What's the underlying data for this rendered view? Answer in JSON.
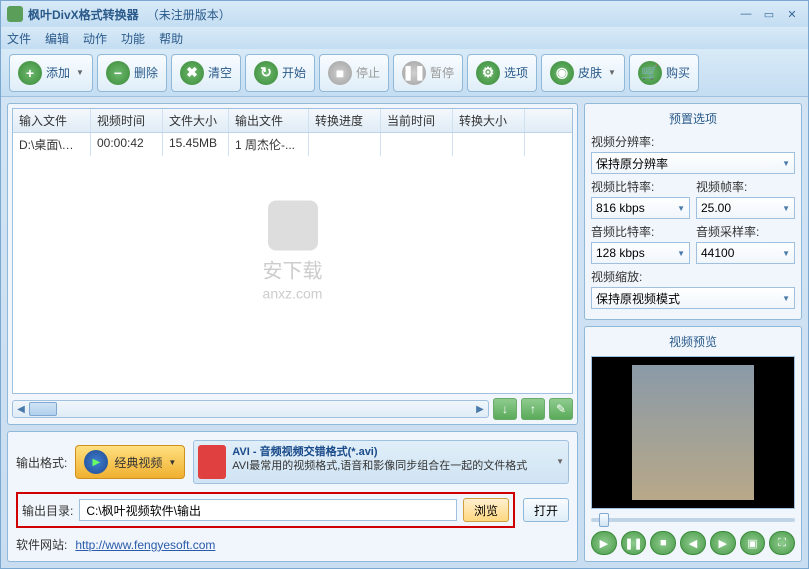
{
  "title": {
    "app": "枫叶DivX格式转换器",
    "suffix": "（未注册版本）"
  },
  "menu": [
    "文件",
    "编辑",
    "动作",
    "功能",
    "帮助"
  ],
  "toolbar": {
    "add": "添加",
    "del": "删除",
    "clear": "清空",
    "start": "开始",
    "stop": "停止",
    "pause": "暂停",
    "opt": "选项",
    "skin": "皮肤",
    "buy": "购买"
  },
  "table": {
    "cols": [
      "输入文件",
      "视频时间",
      "文件大小",
      "输出文件",
      "转换进度",
      "当前时间",
      "转换大小"
    ],
    "rows": [
      {
        "c0": "D:\\桌面\\说明...",
        "c1": "00:00:42",
        "c2": "15.45MB",
        "c3": "1 周杰伦-...",
        "c4": "",
        "c5": "",
        "c6": ""
      }
    ]
  },
  "watermark": {
    "t1": "安下载",
    "t2": "anxz.com"
  },
  "output": {
    "format_label": "输出格式:",
    "format_btn": "经典视频",
    "format_title": "AVI - 音频视频交错格式(*.avi)",
    "format_desc": "AVI最常用的视频格式,语音和影像同步组合在一起的文件格式",
    "dir_label": "输出目录:",
    "dir_value": "C:\\枫叶视频软件\\输出",
    "browse": "浏览",
    "open": "打开",
    "site_label": "软件网站:",
    "site_url": "http://www.fengyesoft.com"
  },
  "settings": {
    "title": "预置选项",
    "res_label": "视频分辨率:",
    "res_value": "保持原分辨率",
    "vbr_label": "视频比特率:",
    "vbr_value": "816 kbps",
    "fps_label": "视频帧率:",
    "fps_value": "25.00",
    "abr_label": "音频比特率:",
    "abr_value": "128 kbps",
    "asr_label": "音频采样率:",
    "asr_value": "44100",
    "zoom_label": "视频缩放:",
    "zoom_value": "保持原视频模式"
  },
  "preview": {
    "title": "视频预览"
  }
}
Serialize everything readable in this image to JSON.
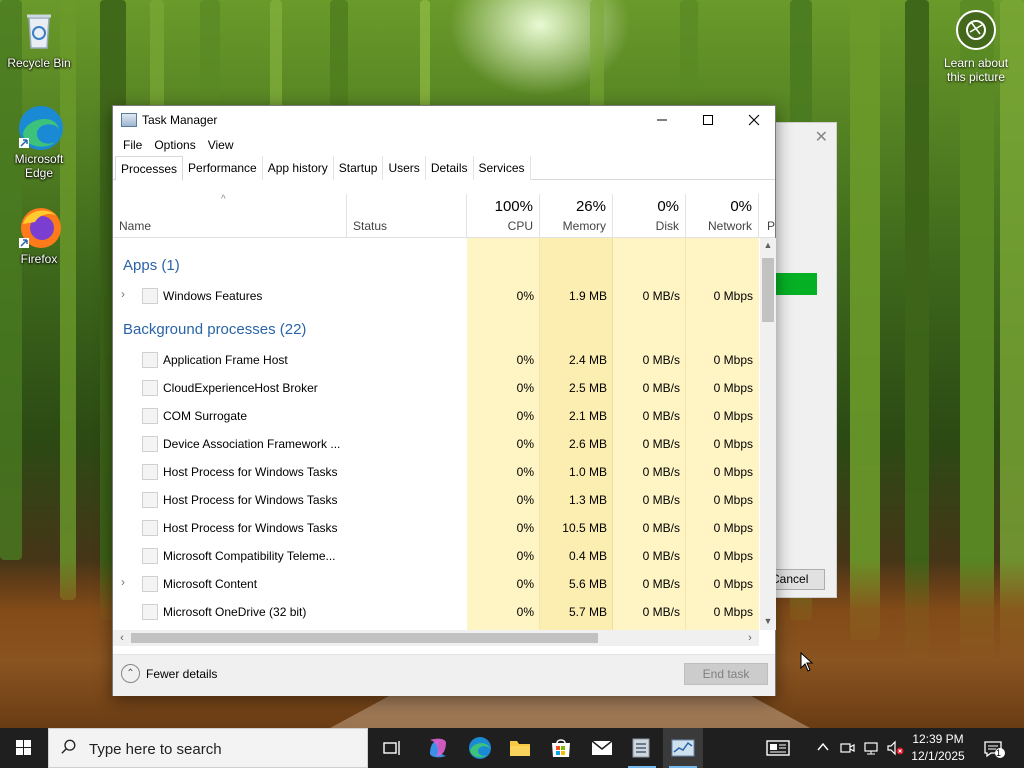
{
  "desktop": {
    "icons": [
      {
        "label": "Recycle Bin"
      },
      {
        "label": "Microsoft Edge"
      },
      {
        "label": "Firefox"
      }
    ],
    "learn_label": "Learn about this picture"
  },
  "bg_dialog": {
    "close_glyph": "✕",
    "cancel_label": "Cancel"
  },
  "task_manager": {
    "title": "Task Manager",
    "menu": [
      "File",
      "Options",
      "View"
    ],
    "tabs": [
      "Processes",
      "Performance",
      "App history",
      "Startup",
      "Users",
      "Details",
      "Services"
    ],
    "active_tab": "Processes",
    "columns": {
      "name": "Name",
      "status": "Status",
      "cpu": {
        "pct": "100%",
        "label": "CPU"
      },
      "memory": {
        "pct": "26%",
        "label": "Memory"
      },
      "disk": {
        "pct": "0%",
        "label": "Disk"
      },
      "network": {
        "pct": "0%",
        "label": "Network"
      },
      "power_partial": "P"
    },
    "groups": {
      "apps": "Apps (1)",
      "background": "Background processes (22)"
    },
    "apps": [
      {
        "name": "Windows Features",
        "cpu": "0%",
        "memory": "1.9 MB",
        "disk": "0 MB/s",
        "network": "0 Mbps",
        "expandable": true
      }
    ],
    "background": [
      {
        "name": "Application Frame Host",
        "cpu": "0%",
        "memory": "2.4 MB",
        "disk": "0 MB/s",
        "network": "0 Mbps",
        "expandable": false
      },
      {
        "name": "CloudExperienceHost Broker",
        "cpu": "0%",
        "memory": "2.5 MB",
        "disk": "0 MB/s",
        "network": "0 Mbps",
        "expandable": false
      },
      {
        "name": "COM Surrogate",
        "cpu": "0%",
        "memory": "2.1 MB",
        "disk": "0 MB/s",
        "network": "0 Mbps",
        "expandable": false
      },
      {
        "name": "Device Association Framework ...",
        "cpu": "0%",
        "memory": "2.6 MB",
        "disk": "0 MB/s",
        "network": "0 Mbps",
        "expandable": false
      },
      {
        "name": "Host Process for Windows Tasks",
        "cpu": "0%",
        "memory": "1.0 MB",
        "disk": "0 MB/s",
        "network": "0 Mbps",
        "expandable": false
      },
      {
        "name": "Host Process for Windows Tasks",
        "cpu": "0%",
        "memory": "1.3 MB",
        "disk": "0 MB/s",
        "network": "0 Mbps",
        "expandable": false
      },
      {
        "name": "Host Process for Windows Tasks",
        "cpu": "0%",
        "memory": "10.5 MB",
        "disk": "0 MB/s",
        "network": "0 Mbps",
        "expandable": false
      },
      {
        "name": "Microsoft Compatibility Teleme...",
        "cpu": "0%",
        "memory": "0.4 MB",
        "disk": "0 MB/s",
        "network": "0 Mbps",
        "expandable": false
      },
      {
        "name": "Microsoft Content",
        "cpu": "0%",
        "memory": "5.6 MB",
        "disk": "0 MB/s",
        "network": "0 Mbps",
        "expandable": true
      },
      {
        "name": "Microsoft OneDrive (32 bit)",
        "cpu": "0%",
        "memory": "5.7 MB",
        "disk": "0 MB/s",
        "network": "0 Mbps",
        "expandable": false
      }
    ],
    "footer": {
      "fewer_details": "Fewer details",
      "end_task": "End task"
    }
  },
  "taskbar": {
    "search_placeholder": "Type here to search",
    "time": "12:39 PM",
    "date": "12/1/2025",
    "notification_count": "1"
  },
  "colors": {
    "accent_blue": "#2a64a8",
    "heat_light": "#fff4c4",
    "heat_mid": "#fcedb0",
    "progress_green": "#06b025"
  }
}
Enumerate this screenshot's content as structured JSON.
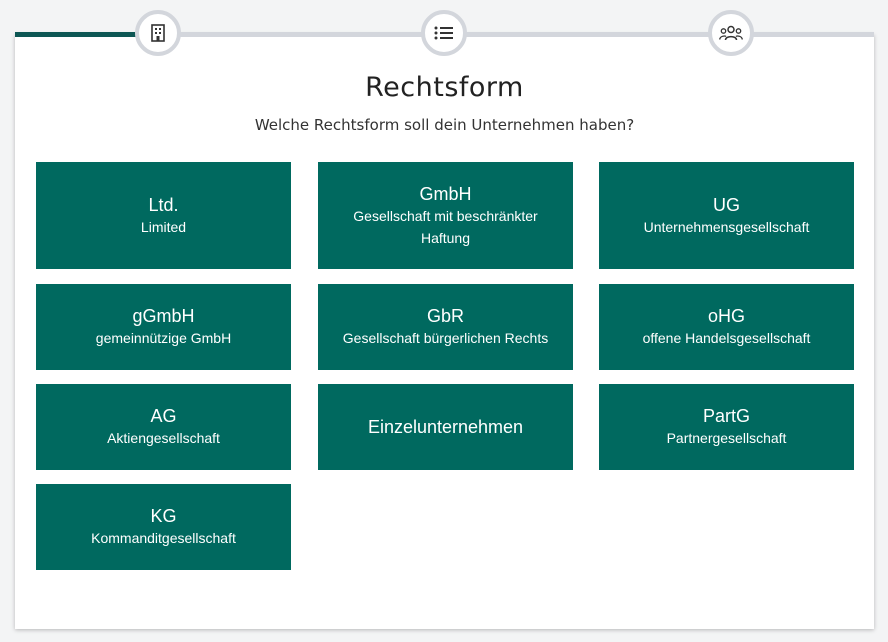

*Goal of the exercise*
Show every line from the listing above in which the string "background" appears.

*Solution to the exercise*
      "background": "Background processes (22)"
    "background": [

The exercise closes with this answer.